The prognosis is grimmer if detected late. It’s not an automatic death sentence, but if the cancer has spread to the immediate area of the cervix, the five-year survival rate plummets to 57 percent. If it has spread to an area outside of the reproductive region, the survival rate is 16 percent.
Cervical Cancer: The Basics
Cervical cancer happens when normal cells on the surface of the cervix begin to change and grow, causing a tumor to form. The tumor can be benign, but if it is cancerous (or malignant) there is the danger of its cells spreading to other parts of the body.
The formation of abnormal cells – which are not cancerous but can become so – is usually considered the precursor to cervix cancer.
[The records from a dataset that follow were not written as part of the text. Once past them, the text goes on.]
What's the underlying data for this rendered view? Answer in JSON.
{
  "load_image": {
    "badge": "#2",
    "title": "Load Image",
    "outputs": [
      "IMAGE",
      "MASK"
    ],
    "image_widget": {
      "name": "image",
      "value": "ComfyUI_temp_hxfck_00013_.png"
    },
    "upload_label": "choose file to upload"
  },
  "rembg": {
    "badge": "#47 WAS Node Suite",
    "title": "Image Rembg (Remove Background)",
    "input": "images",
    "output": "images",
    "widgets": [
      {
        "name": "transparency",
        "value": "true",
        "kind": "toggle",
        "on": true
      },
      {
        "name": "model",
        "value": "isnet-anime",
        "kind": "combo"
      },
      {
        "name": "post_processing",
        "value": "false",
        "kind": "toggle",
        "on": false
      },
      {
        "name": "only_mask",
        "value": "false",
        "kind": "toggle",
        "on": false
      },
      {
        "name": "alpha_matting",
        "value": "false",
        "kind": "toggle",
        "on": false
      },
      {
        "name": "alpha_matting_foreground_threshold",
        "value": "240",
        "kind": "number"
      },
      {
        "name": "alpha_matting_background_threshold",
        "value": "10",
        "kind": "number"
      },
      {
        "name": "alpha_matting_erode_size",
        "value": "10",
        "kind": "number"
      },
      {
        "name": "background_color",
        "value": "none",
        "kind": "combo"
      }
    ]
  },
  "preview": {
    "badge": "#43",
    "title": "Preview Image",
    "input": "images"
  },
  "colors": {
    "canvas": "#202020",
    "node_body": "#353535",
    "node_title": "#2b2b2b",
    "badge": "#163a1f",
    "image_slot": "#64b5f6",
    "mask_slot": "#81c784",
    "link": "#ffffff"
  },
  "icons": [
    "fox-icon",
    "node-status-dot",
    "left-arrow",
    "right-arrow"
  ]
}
Some go away without any treatment, but others remain and can morph into cancer. This condition is called dysplasia, and the precancerous tissue should be removed.
Sometimes the dysplasia tissue can be taken out without harm to other areas, but sometimes it requires a hysterectomy to remove the cervix and uterus. Whether this step is necessary depends on the size of the cell area and whether any changes have occurred, the woman’s desire for child-bearing, her age and overall health, and the doctor’s opinion on the state of the condition. If the cells spread, the condition can be fatal, so most doctors err on the conservative side when evaluating the condition.